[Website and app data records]
-.-.-

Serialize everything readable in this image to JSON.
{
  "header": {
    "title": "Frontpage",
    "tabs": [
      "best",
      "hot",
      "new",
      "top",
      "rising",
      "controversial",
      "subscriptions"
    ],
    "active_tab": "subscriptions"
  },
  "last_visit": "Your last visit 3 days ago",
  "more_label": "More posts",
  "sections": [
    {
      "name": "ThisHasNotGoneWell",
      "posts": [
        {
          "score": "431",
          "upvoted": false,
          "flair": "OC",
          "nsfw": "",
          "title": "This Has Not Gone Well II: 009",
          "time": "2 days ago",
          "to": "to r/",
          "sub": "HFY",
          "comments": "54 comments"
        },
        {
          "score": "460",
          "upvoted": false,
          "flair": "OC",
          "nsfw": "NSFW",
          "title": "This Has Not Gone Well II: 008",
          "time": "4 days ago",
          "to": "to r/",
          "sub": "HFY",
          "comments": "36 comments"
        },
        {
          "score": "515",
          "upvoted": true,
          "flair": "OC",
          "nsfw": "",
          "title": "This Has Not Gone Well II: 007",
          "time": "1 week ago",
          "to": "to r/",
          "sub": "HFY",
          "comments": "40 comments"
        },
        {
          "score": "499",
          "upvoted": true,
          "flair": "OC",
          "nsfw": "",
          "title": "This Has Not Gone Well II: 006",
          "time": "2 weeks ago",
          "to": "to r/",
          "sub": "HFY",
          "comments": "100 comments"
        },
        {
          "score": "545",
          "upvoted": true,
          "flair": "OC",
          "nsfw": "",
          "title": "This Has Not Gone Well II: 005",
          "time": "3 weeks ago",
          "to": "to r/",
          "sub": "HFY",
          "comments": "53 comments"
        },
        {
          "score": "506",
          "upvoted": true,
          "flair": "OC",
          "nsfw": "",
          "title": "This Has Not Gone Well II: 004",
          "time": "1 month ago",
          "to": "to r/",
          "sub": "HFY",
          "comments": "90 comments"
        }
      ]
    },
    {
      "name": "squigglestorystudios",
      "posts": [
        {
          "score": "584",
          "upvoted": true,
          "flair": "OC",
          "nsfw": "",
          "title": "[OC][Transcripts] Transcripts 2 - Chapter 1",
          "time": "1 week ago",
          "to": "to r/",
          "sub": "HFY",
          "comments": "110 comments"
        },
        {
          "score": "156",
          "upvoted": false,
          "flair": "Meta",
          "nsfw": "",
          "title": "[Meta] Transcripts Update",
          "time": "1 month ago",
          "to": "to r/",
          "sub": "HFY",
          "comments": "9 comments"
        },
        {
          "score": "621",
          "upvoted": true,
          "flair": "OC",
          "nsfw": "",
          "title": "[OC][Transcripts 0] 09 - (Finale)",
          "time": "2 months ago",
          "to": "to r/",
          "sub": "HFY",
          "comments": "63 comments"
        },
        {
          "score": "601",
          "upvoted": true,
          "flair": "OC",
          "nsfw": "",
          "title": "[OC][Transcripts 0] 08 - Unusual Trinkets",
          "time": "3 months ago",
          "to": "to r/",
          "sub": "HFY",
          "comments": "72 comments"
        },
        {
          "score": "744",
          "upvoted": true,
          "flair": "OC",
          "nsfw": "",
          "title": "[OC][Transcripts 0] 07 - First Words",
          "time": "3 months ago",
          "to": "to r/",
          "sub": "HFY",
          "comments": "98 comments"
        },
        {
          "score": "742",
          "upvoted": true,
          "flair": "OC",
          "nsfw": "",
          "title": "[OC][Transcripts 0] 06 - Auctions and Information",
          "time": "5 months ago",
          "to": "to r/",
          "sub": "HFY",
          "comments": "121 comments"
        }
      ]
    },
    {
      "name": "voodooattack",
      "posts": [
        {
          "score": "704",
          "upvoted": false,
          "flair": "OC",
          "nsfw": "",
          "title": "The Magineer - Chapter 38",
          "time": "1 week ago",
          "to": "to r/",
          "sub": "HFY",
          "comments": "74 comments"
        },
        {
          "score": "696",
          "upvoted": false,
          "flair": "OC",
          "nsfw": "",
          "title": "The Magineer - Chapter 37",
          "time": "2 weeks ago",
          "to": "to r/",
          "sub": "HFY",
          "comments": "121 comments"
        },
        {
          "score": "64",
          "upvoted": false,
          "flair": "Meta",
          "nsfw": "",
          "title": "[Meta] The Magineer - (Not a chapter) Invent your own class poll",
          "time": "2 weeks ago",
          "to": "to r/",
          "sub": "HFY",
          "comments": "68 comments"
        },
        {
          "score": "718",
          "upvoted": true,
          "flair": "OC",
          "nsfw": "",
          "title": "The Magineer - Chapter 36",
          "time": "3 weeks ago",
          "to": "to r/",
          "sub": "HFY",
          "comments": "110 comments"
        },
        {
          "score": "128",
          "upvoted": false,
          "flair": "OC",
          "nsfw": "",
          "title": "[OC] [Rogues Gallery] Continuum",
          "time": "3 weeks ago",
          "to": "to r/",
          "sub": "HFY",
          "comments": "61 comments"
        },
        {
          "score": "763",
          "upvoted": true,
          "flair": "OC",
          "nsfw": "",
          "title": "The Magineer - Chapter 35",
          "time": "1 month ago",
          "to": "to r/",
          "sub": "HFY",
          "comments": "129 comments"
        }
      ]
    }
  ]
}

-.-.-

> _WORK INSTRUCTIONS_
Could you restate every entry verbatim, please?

> _REPLY TO THE TASK_
Serialize everything readable in this image to JSON.
{
  "header": {
    "title": "Frontpage",
    "tabs": [
      "best",
      "hot",
      "new",
      "top",
      "rising",
      "controversial",
      "subscriptions"
    ],
    "active_tab": "subscriptions"
  },
  "last_visit": "Your last visit 3 days ago",
  "more_label": "More posts",
  "sections": [
    {
      "name": "ThisHasNotGoneWell",
      "posts": [
        {
          "score": "431",
          "upvoted": false,
          "flair": "OC",
          "nsfw": "",
          "title": "This Has Not Gone Well II: 009",
          "time": "2 days ago",
          "to": "to r/",
          "sub": "HFY",
          "comments": "54 comments"
        },
        {
          "score": "460",
          "upvoted": false,
          "flair": "OC",
          "nsfw": "NSFW",
          "title": "This Has Not Gone Well II: 008",
          "time": "4 days ago",
          "to": "to r/",
          "sub": "HFY",
          "comments": "36 comments"
        },
        {
          "score": "515",
          "upvoted": true,
          "flair": "OC",
          "nsfw": "",
          "title": "This Has Not Gone Well II: 007",
          "time": "1 week ago",
          "to": "to r/",
          "sub": "HFY",
          "comments": "40 comments"
        },
        {
          "score": "499",
          "upvoted": true,
          "flair": "OC",
          "nsfw": "",
          "title": "This Has Not Gone Well II: 006",
          "time": "2 weeks ago",
          "to": "to r/",
          "sub": "HFY",
          "comments": "100 comments"
        },
        {
          "score": "545",
          "upvoted": true,
          "flair": "OC",
          "nsfw": "",
          "title": "This Has Not Gone Well II: 005",
          "time": "3 weeks ago",
          "to": "to r/",
          "sub": "HFY",
          "comments": "53 comments"
        },
        {
          "score": "506",
          "upvoted": true,
          "flair": "OC",
          "nsfw": "",
          "title": "This Has Not Gone Well II: 004",
          "time": "1 month ago",
          "to": "to r/",
          "sub": "HFY",
          "comments": "90 comments"
        }
      ]
    },
    {
      "name": "squigglestorystudios",
      "posts": [
        {
          "score": "584",
          "upvoted": true,
          "flair": "OC",
          "nsfw": "",
          "title": "[OC][Transcripts] Transcripts 2 - Chapter 1",
          "time": "1 week ago",
          "to": "to r/",
          "sub": "HFY",
          "comments": "110 comments"
        },
        {
          "score": "156",
          "upvoted": false,
          "flair": "Meta",
          "nsfw": "",
          "title": "[Meta] Transcripts Update",
          "time": "1 month ago",
          "to": "to r/",
          "sub": "HFY",
          "comments": "9 comments"
        },
        {
          "score": "621",
          "upvoted": true,
          "flair": "OC",
          "nsfw": "",
          "title": "[OC][Transcripts 0] 09 - (Finale)",
          "time": "2 months ago",
          "to": "to r/",
          "sub": "HFY",
          "comments": "63 comments"
        },
        {
          "score": "601",
          "upvoted": true,
          "flair": "OC",
          "nsfw": "",
          "title": "[OC][Transcripts 0] 08 - Unusual Trinkets",
          "time": "3 months ago",
          "to": "to r/",
          "sub": "HFY",
          "comments": "72 comments"
        },
        {
          "score": "744",
          "upvoted": true,
          "flair": "OC",
          "nsfw": "",
          "title": "[OC][Transcripts 0] 07 - First Words",
          "time": "3 months ago",
          "to": "to r/",
          "sub": "HFY",
          "comments": "98 comments"
        },
        {
          "score": "742",
          "upvoted": true,
          "flair": "OC",
          "nsfw": "",
          "title": "[OC][Transcripts 0] 06 - Auctions and Information",
          "time": "5 months ago",
          "to": "to r/",
          "sub": "HFY",
          "comments": "121 comments"
        }
      ]
    },
    {
      "name": "voodooattack",
      "posts": [
        {
          "score": "704",
          "upvoted": false,
          "flair": "OC",
          "nsfw": "",
          "title": "The Magineer - Chapter 38",
          "time": "1 week ago",
          "to": "to r/",
          "sub": "HFY",
          "comments": "74 comments"
        },
        {
          "score": "696",
          "upvoted": false,
          "flair": "OC",
          "nsfw": "",
          "title": "The Magineer - Chapter 37",
          "time": "2 weeks ago",
          "to": "to r/",
          "sub": "HFY",
          "comments": "121 comments"
        },
        {
          "score": "64",
          "upvoted": false,
          "flair": "Meta",
          "nsfw": "",
          "title": "[Meta] The Magineer - (Not a chapter) Invent your own class poll",
          "time": "2 weeks ago",
          "to": "to r/",
          "sub": "HFY",
          "comments": "68 comments"
        },
        {
          "score": "718",
          "upvoted": true,
          "flair": "OC",
          "nsfw": "",
          "title": "The Magineer - Chapter 36",
          "time": "3 weeks ago",
          "to": "to r/",
          "sub": "HFY",
          "comments": "110 comments"
        },
        {
          "score": "128",
          "upvoted": false,
          "flair": "OC",
          "nsfw": "",
          "title": "[OC] [Rogues Gallery] Continuum",
          "time": "3 weeks ago",
          "to": "to r/",
          "sub": "HFY",
          "comments": "61 comments"
        },
        {
          "score": "763",
          "upvoted": true,
          "flair": "OC",
          "nsfw": "",
          "title": "The Magineer - Chapter 35",
          "time": "1 month ago",
          "to": "to r/",
          "sub": "HFY",
          "comments": "129 comments"
        }
      ]
    }
  ]
}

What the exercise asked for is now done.